I have to wonder: is it a sign of good
writing when people interpret your words in multiple ways, or is it a sign of bad
I really don't know -- I think it can go either way, I suppose it depends on what your intent is. If you want to express a clear, concise thought or view point, and people come away with different opinions of just what you are writing, then perhaps in that case it is not very well done. But, if you just intend to throw some thoughts and ideas and observations out there for general consumption, and leave things relatively open to interpretation, then I suppose it is perfectly acceptable and to be expected that others will take what you've written and form their own conclusions.

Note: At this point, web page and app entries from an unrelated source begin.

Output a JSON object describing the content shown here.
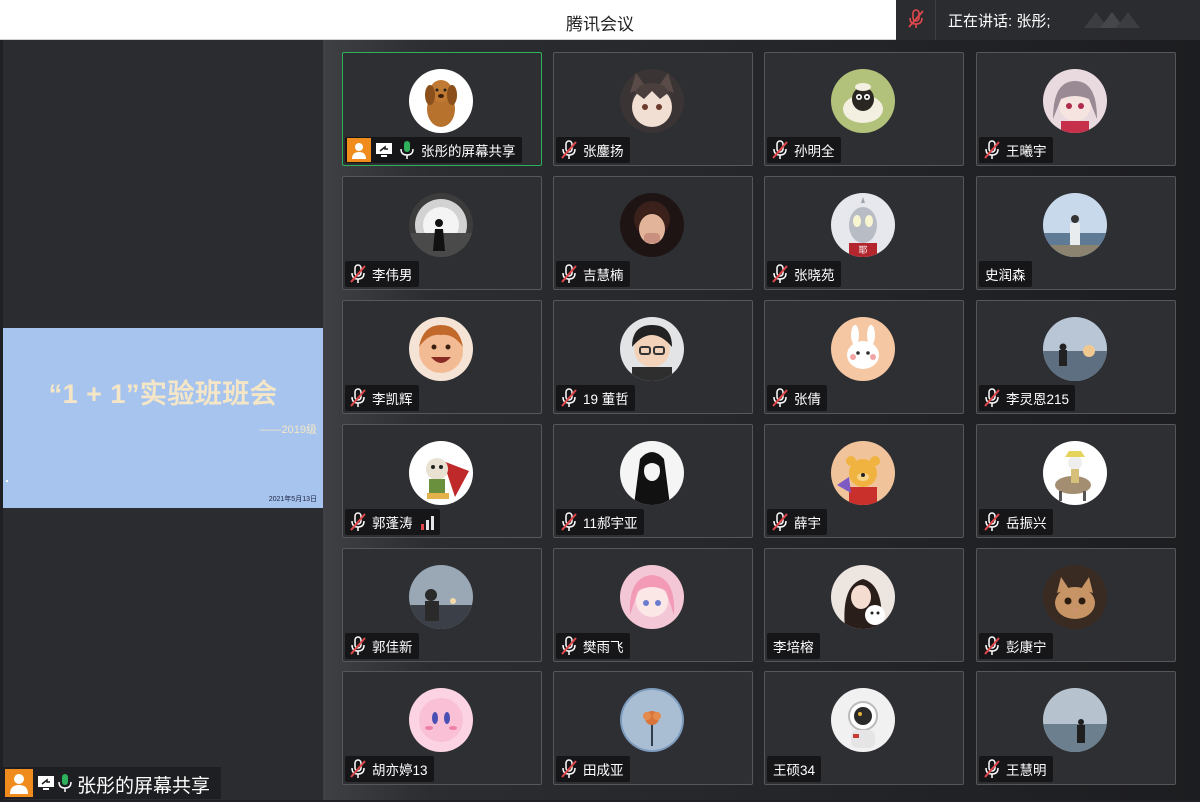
{
  "app": {
    "title": "腾讯会议"
  },
  "speaking": {
    "text": "正在讲话: 张彤;"
  },
  "slide": {
    "title": "“1 + 1”实验班班会",
    "subtitle": "——2019级",
    "date": "2021年5月13日"
  },
  "share": {
    "label": "张彤的屏幕共享"
  },
  "colors": {
    "accent_green": "#2fb05b",
    "host_orange": "#f08c1e",
    "muted_red": "#e0484b",
    "slide_bg": "#a6c4ee"
  },
  "participants": [
    {
      "name": "张彤的屏幕共享",
      "mic": "on",
      "host": true,
      "sharing": true,
      "active": true,
      "avatar": "dog-photo"
    },
    {
      "name": "张鏖扬",
      "mic": "muted",
      "avatar": "anime-catgirl"
    },
    {
      "name": "孙明全",
      "mic": "muted",
      "avatar": "sheep-cartoon"
    },
    {
      "name": "王曦宇",
      "mic": "muted",
      "avatar": "anime-girl"
    },
    {
      "name": "李伟男",
      "mic": "muted",
      "avatar": "silhouette-bw"
    },
    {
      "name": "吉慧楠",
      "mic": "muted",
      "avatar": "child-photo"
    },
    {
      "name": "张晓苑",
      "mic": "muted",
      "avatar": "ultraman"
    },
    {
      "name": "史润森",
      "mic": "none",
      "avatar": "seaside-person"
    },
    {
      "name": "李凯辉",
      "mic": "muted",
      "avatar": "laughing-baby"
    },
    {
      "name": "19 董哲",
      "mic": "muted",
      "avatar": "boy-glasses"
    },
    {
      "name": "张倩",
      "mic": "muted",
      "avatar": "bunny-sticker"
    },
    {
      "name": "李灵恩215",
      "mic": "muted",
      "avatar": "sunset-person"
    },
    {
      "name": "郭蓬涛",
      "mic": "muted",
      "signal": true,
      "avatar": "cartoon-cape"
    },
    {
      "name": "11郝宇亚",
      "mic": "muted",
      "avatar": "bw-sketch"
    },
    {
      "name": "薛宇",
      "mic": "muted",
      "avatar": "winnie-pooh"
    },
    {
      "name": "岳振兴",
      "mic": "muted",
      "avatar": "donkey-rider"
    },
    {
      "name": "郭佳新",
      "mic": "muted",
      "avatar": "evening-girl"
    },
    {
      "name": "樊雨飞",
      "mic": "muted",
      "avatar": "pink-anime"
    },
    {
      "name": "李培榕",
      "mic": "none",
      "avatar": "girl-with-dog"
    },
    {
      "name": "彭康宁",
      "mic": "muted",
      "avatar": "cat-photo"
    },
    {
      "name": "胡亦婷13",
      "mic": "muted",
      "avatar": "kirby"
    },
    {
      "name": "田成亚",
      "mic": "muted",
      "avatar": "flower-blue"
    },
    {
      "name": "王硕34",
      "mic": "none",
      "avatar": "astronaut-toy"
    },
    {
      "name": "王慧明",
      "mic": "muted",
      "avatar": "sea-person"
    }
  ]
}
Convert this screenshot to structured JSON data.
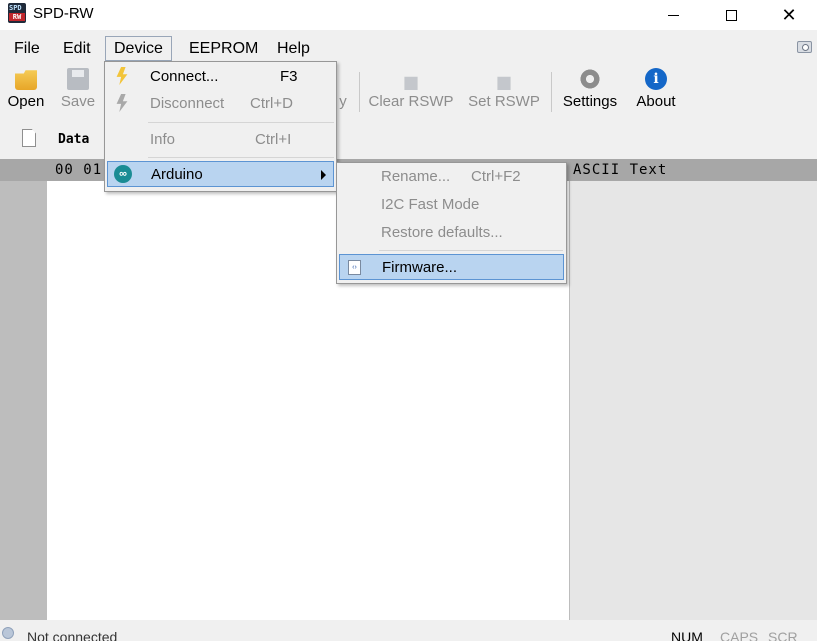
{
  "window": {
    "title": "SPD-RW",
    "icon_text_top": "SPD",
    "icon_text_bottom": "RW"
  },
  "menubar": {
    "items": [
      "File",
      "Edit",
      "Device",
      "EEPROM",
      "Help"
    ],
    "open_item": "Device"
  },
  "toolbar": {
    "open": "Open",
    "save": "Save",
    "hidden_partial": "y",
    "clear_rswp": "Clear RSWP",
    "set_rswp": "Set RSWP",
    "settings": "Settings",
    "about": "About",
    "about_icon_glyph": "i"
  },
  "tab": {
    "label": "Data"
  },
  "editor": {
    "hex_header": "00 01",
    "ascii_header": "ASCII Text"
  },
  "device_menu": {
    "connect": {
      "label": "Connect...",
      "shortcut": "F3",
      "icon": "connect-plug-icon"
    },
    "disconnect": {
      "label": "Disconnect",
      "shortcut": "Ctrl+D",
      "icon": "disconnect-plug-icon"
    },
    "info": {
      "label": "Info",
      "shortcut": "Ctrl+I"
    },
    "arduino": {
      "label": "Arduino",
      "icon": "arduino-icon",
      "icon_glyph": "∞"
    }
  },
  "arduino_submenu": {
    "rename": {
      "label": "Rename...",
      "shortcut": "Ctrl+F2"
    },
    "i2c_fast_mode": {
      "label": "I2C Fast Mode"
    },
    "restore_defaults": {
      "label": "Restore defaults..."
    },
    "firmware": {
      "label": "Firmware...",
      "icon": "firmware-file-icon",
      "icon_glyph": "‹›"
    }
  },
  "statusbar": {
    "status": "Not connected",
    "num": "NUM",
    "caps": "CAPS",
    "scr": "SCR"
  },
  "colors": {
    "highlight_bg": "#b9d4f0",
    "highlight_border": "#5c94d3",
    "disabled_text": "#8d8d8d",
    "about_blue": "#1467c8",
    "arduino_teal": "#1a8c94"
  }
}
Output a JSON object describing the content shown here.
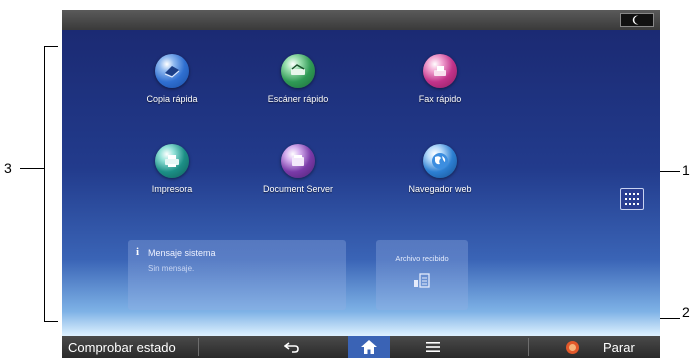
{
  "topbar": {
    "night_icon": "moon-icon"
  },
  "apps": [
    {
      "label": "Copia rápida",
      "icon": "copy-icon",
      "color": "#2f6fd1"
    },
    {
      "label": "Escáner rápido",
      "icon": "scanner-icon",
      "color": "#2f9a55"
    },
    {
      "label": "Fax rápido",
      "icon": "fax-icon",
      "color": "#c2338a"
    },
    {
      "label": "Impresora",
      "icon": "printer-icon",
      "color": "#1c8f86"
    },
    {
      "label": "Document Server",
      "icon": "document-server-icon",
      "color": "#7a3aa8"
    },
    {
      "label": "Navegador web",
      "icon": "globe-icon",
      "color": "#2c7fd2"
    }
  ],
  "app_list_button": {
    "icon": "app-grid-icon"
  },
  "system_message": {
    "title": "Mensaje sistema",
    "body": "Sin mensaje."
  },
  "file_received": {
    "title": "Archivo recibido"
  },
  "bottombar": {
    "status_label": "Comprobar estado",
    "back_icon": "back-arrow-icon",
    "home_icon": "home-icon",
    "menu_icon": "menu-icon",
    "stop_label": "Parar",
    "stop_color": "#e2582a"
  },
  "callouts": {
    "c1": "1",
    "c2": "2",
    "c3": "3"
  }
}
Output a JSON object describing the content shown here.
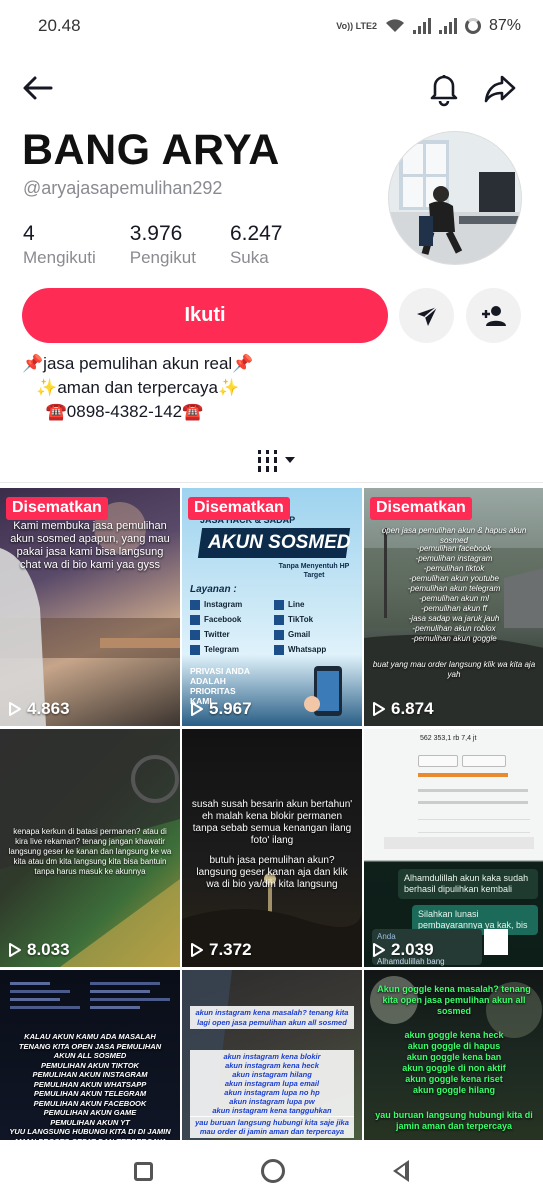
{
  "status_bar": {
    "time": "20.48",
    "network_label": "Vo)) LTE2",
    "battery": "87%"
  },
  "profile": {
    "display_name": "BANG ARYA",
    "username": "@aryajasapemulihan292",
    "stats": [
      {
        "value": "4",
        "label": "Mengikuti"
      },
      {
        "value": "3.976",
        "label": "Pengikut"
      },
      {
        "value": "6.247",
        "label": "Suka"
      }
    ],
    "follow_label": "Ikuti",
    "bio_lines": [
      "📌jasa pemulihan akun real📌",
      "   ✨aman dan terpercaya✨",
      "     ☎️0898-4382-142☎️"
    ]
  },
  "videos": [
    {
      "pinned_label": "Disematkan",
      "views": "4.863",
      "caption": "Kami membuka jasa pemulihan akun sosmed apapun, yang mau pakai jasa kami bisa langsung chat wa di bio kami yaa gyss"
    },
    {
      "pinned_label": "Disematkan",
      "views": "5.967",
      "header": "JASA HACK & SADAP",
      "title": "AKUN SOSMED",
      "subtitle": "Tanpa Menyentuh HP Target",
      "layanan_label": "Layanan :",
      "services": [
        "Instagram",
        "Facebook",
        "Twitter",
        "Telegram",
        "Line",
        "TikTok",
        "Gmail",
        "Whatsapp"
      ],
      "privacy_text": "PRIVASI ANDA ADALAH PRIORITAS KAMI."
    },
    {
      "pinned_label": "Disematkan",
      "views": "6.874",
      "caption": "open jasa pemulihan akun & hapus akun sosmed",
      "list": "-pemulihan facebook\n-pemulihan instagram\n-pemulihan tiktok\n-pemulihan akun youtube\n-pemulihan akun telegram\n-pemulihan akun ml\n-pemulihan akun ff\n-jasa sadap wa jaruk jauh\n-pemulihan akun roblox\n-pemulihan akun goggle",
      "footer": "buat yang mau order langsung klik wa kita aja yah"
    },
    {
      "views": "8.033",
      "caption": "kenapa kerkun di batasi permanen? atau di kira live rekaman? tenang jangan khawatir langsung geser ke kanan dan langsung ke wa kita atau dm kita langsung kita bisa bantuin tanpa harus masuk ke akunnya"
    },
    {
      "views": "7.372",
      "caption": "susah susah besarin akun bertahun' eh malah kena blokir permanen tanpa sebab semua kenangan ilang foto' ilang",
      "caption2": "butuh jasa pemulihan akun? langsung geser kanan aja dan klik wa di bio ya/dm kita langsung"
    },
    {
      "views": "2.039",
      "profile_stats": "562   353,1 rb   7,4 jt",
      "chat1": "Alhamdulillah akun kaka sudah berhasil dipulihkan kembali",
      "chat2": "Silahkan lunasi pembayarannya ya kak, bis",
      "chat3_name": "Anda",
      "chat3": "Alhamdulillah bang"
    },
    {
      "caption": "KALAU AKUN KAMU ADA MASALAH TENANG KITA OPEN JASA PEMULIHAN AKUN ALL SOSMED\nPEMULIHAN AKUN TIKTOK\nPEMULIHAN AKUN INSTAGRAM\nPEMULIHAN AKUN WHATSAPP\nPEMULIHAN AKUN TELEGRAM\nPEMULIHAN AKUN FACEBOOK\nPEMULIHAN AKUN GAME\nPEMULIHAN AKUN YT\nYUU LANGSUNG HUBUNGI KITA DI DI JAMIN AMAN PROSES CEPAT DAN TERPERCAYA"
    },
    {
      "caption": "akun instagram kena masalah? tenang kita lagi open jasa pemulihan akun all sosmed",
      "list": "akun instagram kena blokir\nakun instagram kena heck\nakun instagram hilang\nakun instagram lupa email\nakun instagram lupa no hp\nakun instagram lupa pw\nakun instagram kena tangguhkan",
      "footer": "yau buruan langsung hubungi kita saje jika mau order di jamin aman dan terpercaya"
    },
    {
      "caption": "Akun goggle kena masalah? tenang kita open jasa pemulihan akun all sosmed",
      "list": "akun goggle kena heck\nakun goggle di hapus\nakun goggle kena ban\nakun goggle di non aktif\nakun goggle kena riset\nakun goggle hilang",
      "footer": "yau buruan langsung hubungi kita di jamin aman dan terpercaya"
    }
  ],
  "colors": {
    "accent": "#fe2c55",
    "muted_text": "#8a8b91"
  }
}
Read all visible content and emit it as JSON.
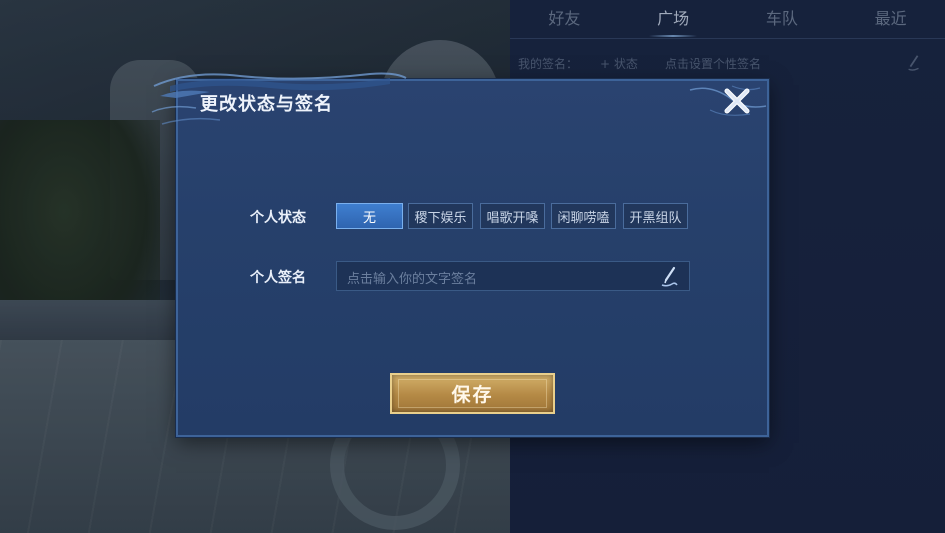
{
  "right_panel": {
    "tabs": [
      "好友",
      "广场",
      "车队",
      "最近"
    ],
    "active_tab": "广场",
    "signature_row": {
      "label": "我的签名：",
      "status_button": "+ 状态",
      "placeholder": "点击设置个性签名"
    }
  },
  "modal": {
    "title": "更改状态与签名",
    "status_label": "个人状态",
    "status_options": [
      "无",
      "稷下娱乐",
      "唱歌开嗓",
      "闲聊唠嗑",
      "开黑组队"
    ],
    "selected_status": "无",
    "signature_label": "个人签名",
    "signature_placeholder": "点击输入你的文字签名",
    "signature_value": "",
    "save_label": "保存"
  },
  "colors": {
    "accent_blue": "#3f7fd0",
    "gold_button": "#c59d58",
    "modal_bg": "#26406b"
  },
  "icons": [
    "close-icon",
    "pen-icon"
  ]
}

Why do I bring this up? I've had many posts misinterpreted over the years, but none quite like my last one
. I generally don't feel the need to defend or clarify what I've written (though I've certainly had to do so in the past
), but sometimes it is worth spending a few moments just making sure that my points aren't grossly miscommunicated.
My previously mentioned post was certainly a broad one, left open to interpretation. It was more of a rambling of thoughts (how unusual for me!), but there was an underlying point that it seems many people missed. It also is funny because it is yet again one of those posts where the responses fall neatly into two categories: "you are 100% correct" and "you are 100% wrong".
First, let's do a quick recap of things I am not
- Helping people is a bad thing
- People should never ask for help
- Forums are bad
- Beginners are annoying and should not be asking questions in forums
- I personally don't like helping people out in forums
If you read my post and formed an opinion that somehow led you to believe that I "hate newbees" or that I dislike helping people on forums, maybe read it again.
Next, let's review what I did
- Forums are a great place, helping people is great, but responding to questions that you can literally cut and paste into a search engine and get an answer in the very first search result returned is not really the point of a forum -- it's for those who have already tried that approach, but could not find the answer on their own.
- Are we really helping people out by doing obvious, simple, basic searches for them? Will they ever learn on their own?
- Can a person ever be a successful programmer if they refuse to even try using Google? Isn't learning to find simple information on your own a very important prerequisite for success in this profession?
If any of that is not clear, or if somehow you feel any of that leads you to conclude that I am saying some of the things I just indicated I am not, let me now.
Finally, of course, there is the primary "revelation" that I had one day while helping someone who apparently knows how to locate a website that has a forum on SQL Server, sign up for an account, post a topic, and wait for responses, but somehow doesn't know how to use Google:
- Then again, perhaps these people who refuse to learn to search or use reference materials on their own are quite a bit smarter than me -- after all, they somehow have me convinced me to do much of their legwork!
An idea which I thought was a bit funny yet not entirely untrue, to be honest.
A few people brought up the "search engine optimization" argument, which goes like this: All these forum posts, which are eventually responded to with simple links, help to elevate that link in subsequent search engine results, thereby strengthening the indexing on that topic in general, so it really is helping people out by asking and responding to these questions. My response is: That is great -- but remember two things:
- These web pages are already at the very top of the search results, which is my entire premise. I guess strengthening that top spot is great, but if it is #1, it is #1 -- it can't go much higher than that.
- Strengthening search engines in general is great for me and you, but not for people who refuse to use them.
folks -- the one who never learn to find answers on their own -- that aren't helped at all in this scenario; they are simply enabled when perhaps what would be best is for them to be forced
to learn how to be self-sufficient.
I guess it all comes down to this: Helping people is good -- after all, that's pretty much why I write this blog. But helping people who refuse to learn to help themselves is not really helpful at all!
It is simply perpetuating a significant problem with many people in our industry: those that only ever learn to cut and paste, and never learn to think on their own.